-- Exercise objective --
Among the records below, count the lines where "title" occurs, and report that total alone.

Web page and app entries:
>>>>>

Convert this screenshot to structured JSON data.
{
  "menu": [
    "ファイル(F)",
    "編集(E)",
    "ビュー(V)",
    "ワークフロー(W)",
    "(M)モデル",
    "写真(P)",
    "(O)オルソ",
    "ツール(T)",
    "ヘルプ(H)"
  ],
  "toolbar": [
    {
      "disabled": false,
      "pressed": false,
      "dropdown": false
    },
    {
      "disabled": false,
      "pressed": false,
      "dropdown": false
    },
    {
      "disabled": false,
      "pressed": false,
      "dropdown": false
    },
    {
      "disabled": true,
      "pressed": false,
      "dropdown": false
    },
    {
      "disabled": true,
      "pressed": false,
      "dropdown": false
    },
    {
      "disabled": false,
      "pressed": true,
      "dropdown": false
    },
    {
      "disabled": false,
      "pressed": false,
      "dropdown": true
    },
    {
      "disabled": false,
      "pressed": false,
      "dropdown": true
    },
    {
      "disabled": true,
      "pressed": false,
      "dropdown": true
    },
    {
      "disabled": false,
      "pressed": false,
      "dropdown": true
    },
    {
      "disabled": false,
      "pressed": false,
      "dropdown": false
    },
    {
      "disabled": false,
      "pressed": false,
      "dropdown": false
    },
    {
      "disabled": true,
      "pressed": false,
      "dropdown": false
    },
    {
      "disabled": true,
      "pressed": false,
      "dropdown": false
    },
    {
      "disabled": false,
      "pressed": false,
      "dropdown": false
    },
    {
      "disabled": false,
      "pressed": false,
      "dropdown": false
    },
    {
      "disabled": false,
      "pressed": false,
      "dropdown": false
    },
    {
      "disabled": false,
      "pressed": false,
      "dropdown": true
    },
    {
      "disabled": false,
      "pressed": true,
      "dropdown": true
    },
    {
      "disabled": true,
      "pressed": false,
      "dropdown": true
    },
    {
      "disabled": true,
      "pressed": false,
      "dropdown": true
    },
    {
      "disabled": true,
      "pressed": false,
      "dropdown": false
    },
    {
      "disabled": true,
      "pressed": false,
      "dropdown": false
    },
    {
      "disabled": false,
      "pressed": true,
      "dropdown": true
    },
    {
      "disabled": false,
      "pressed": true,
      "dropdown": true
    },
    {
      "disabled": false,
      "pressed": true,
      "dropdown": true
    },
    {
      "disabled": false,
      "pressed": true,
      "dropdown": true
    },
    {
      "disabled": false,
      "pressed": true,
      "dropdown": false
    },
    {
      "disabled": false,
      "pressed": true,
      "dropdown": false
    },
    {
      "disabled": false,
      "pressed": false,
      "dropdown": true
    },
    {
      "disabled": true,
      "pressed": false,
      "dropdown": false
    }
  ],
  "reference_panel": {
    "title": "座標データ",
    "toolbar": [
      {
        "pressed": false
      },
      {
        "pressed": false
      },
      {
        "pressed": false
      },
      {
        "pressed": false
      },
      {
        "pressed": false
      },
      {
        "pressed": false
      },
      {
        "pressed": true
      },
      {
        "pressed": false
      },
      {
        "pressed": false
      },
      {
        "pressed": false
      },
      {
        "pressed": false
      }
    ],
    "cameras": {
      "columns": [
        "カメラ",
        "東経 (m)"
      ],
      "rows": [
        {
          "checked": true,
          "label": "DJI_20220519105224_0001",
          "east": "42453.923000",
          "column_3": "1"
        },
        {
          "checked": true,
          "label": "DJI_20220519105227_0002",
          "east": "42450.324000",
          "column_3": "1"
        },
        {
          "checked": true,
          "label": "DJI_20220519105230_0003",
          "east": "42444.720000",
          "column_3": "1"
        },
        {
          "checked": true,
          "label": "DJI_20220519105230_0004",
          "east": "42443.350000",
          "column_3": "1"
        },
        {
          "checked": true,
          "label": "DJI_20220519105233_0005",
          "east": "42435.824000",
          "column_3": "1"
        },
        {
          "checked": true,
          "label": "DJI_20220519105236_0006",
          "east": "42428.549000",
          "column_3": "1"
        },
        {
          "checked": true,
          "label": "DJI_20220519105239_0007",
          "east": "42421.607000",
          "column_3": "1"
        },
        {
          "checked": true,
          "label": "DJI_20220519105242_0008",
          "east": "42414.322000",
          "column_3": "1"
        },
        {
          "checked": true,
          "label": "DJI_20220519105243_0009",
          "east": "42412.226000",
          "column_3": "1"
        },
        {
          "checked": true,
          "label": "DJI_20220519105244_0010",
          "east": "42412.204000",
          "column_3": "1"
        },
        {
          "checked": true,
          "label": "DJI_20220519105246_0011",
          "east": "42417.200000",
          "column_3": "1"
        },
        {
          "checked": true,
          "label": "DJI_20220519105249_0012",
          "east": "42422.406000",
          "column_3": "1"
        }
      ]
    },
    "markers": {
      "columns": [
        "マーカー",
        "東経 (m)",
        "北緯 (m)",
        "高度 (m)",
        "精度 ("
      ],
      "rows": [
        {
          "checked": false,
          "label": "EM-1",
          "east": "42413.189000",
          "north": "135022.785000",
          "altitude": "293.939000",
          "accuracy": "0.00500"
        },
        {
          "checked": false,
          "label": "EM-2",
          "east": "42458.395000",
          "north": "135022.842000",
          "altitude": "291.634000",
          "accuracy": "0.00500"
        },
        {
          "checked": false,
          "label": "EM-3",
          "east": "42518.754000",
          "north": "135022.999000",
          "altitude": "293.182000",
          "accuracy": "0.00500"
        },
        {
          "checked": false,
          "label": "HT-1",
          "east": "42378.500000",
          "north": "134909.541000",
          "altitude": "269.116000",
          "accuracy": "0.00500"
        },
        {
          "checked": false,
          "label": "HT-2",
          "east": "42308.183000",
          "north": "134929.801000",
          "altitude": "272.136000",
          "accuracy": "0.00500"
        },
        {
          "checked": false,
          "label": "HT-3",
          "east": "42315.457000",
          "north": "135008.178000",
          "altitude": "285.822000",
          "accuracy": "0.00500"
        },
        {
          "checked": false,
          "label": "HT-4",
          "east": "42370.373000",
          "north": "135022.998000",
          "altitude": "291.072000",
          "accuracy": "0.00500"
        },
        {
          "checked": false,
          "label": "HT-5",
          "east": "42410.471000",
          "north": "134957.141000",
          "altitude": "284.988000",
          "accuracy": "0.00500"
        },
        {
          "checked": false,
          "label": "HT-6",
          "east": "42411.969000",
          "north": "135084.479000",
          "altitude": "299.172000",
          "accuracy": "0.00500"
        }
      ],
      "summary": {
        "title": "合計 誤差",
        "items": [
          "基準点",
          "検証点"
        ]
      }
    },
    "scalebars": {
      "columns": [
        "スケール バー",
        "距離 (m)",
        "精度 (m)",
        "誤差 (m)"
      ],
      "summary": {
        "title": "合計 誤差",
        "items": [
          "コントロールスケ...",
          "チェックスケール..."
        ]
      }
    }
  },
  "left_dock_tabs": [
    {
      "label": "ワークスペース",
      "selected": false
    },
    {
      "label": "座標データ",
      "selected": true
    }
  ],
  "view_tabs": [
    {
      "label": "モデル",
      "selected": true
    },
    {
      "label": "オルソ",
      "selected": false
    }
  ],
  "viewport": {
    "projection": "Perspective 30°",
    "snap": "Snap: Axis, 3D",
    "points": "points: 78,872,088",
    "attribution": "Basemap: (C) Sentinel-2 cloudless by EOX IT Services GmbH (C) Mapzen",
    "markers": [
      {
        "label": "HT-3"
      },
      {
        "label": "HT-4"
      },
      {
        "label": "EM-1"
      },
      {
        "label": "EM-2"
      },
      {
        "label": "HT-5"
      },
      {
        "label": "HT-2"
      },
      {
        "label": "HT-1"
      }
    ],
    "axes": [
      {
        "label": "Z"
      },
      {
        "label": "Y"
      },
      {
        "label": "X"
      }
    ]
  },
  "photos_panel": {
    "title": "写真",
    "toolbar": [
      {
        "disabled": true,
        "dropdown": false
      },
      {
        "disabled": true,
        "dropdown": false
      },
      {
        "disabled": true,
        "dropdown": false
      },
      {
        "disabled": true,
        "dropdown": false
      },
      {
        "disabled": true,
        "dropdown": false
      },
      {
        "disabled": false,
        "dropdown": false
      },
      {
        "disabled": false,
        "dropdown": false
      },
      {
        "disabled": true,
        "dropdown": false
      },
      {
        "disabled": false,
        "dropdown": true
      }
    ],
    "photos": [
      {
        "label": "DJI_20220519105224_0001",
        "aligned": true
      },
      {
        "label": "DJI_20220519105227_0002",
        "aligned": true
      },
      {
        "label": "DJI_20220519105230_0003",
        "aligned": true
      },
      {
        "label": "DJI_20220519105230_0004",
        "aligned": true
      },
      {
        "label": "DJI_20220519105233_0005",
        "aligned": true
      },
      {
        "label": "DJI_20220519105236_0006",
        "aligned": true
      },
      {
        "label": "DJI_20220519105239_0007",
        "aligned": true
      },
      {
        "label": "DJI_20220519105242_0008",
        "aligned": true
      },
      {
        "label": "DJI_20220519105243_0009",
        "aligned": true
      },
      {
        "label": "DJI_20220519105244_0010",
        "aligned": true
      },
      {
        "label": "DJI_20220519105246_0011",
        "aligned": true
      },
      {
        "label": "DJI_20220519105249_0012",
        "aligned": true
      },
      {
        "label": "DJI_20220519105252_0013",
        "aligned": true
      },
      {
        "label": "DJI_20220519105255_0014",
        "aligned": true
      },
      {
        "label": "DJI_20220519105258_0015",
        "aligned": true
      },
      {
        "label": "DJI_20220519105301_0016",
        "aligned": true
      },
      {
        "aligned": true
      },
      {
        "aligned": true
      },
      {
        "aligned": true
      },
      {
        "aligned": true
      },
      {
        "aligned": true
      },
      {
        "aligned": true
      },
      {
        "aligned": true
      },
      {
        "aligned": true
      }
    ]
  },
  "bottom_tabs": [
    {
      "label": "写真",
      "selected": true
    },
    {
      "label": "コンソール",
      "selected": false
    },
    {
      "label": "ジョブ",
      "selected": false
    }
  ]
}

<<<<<

-- Task output --
4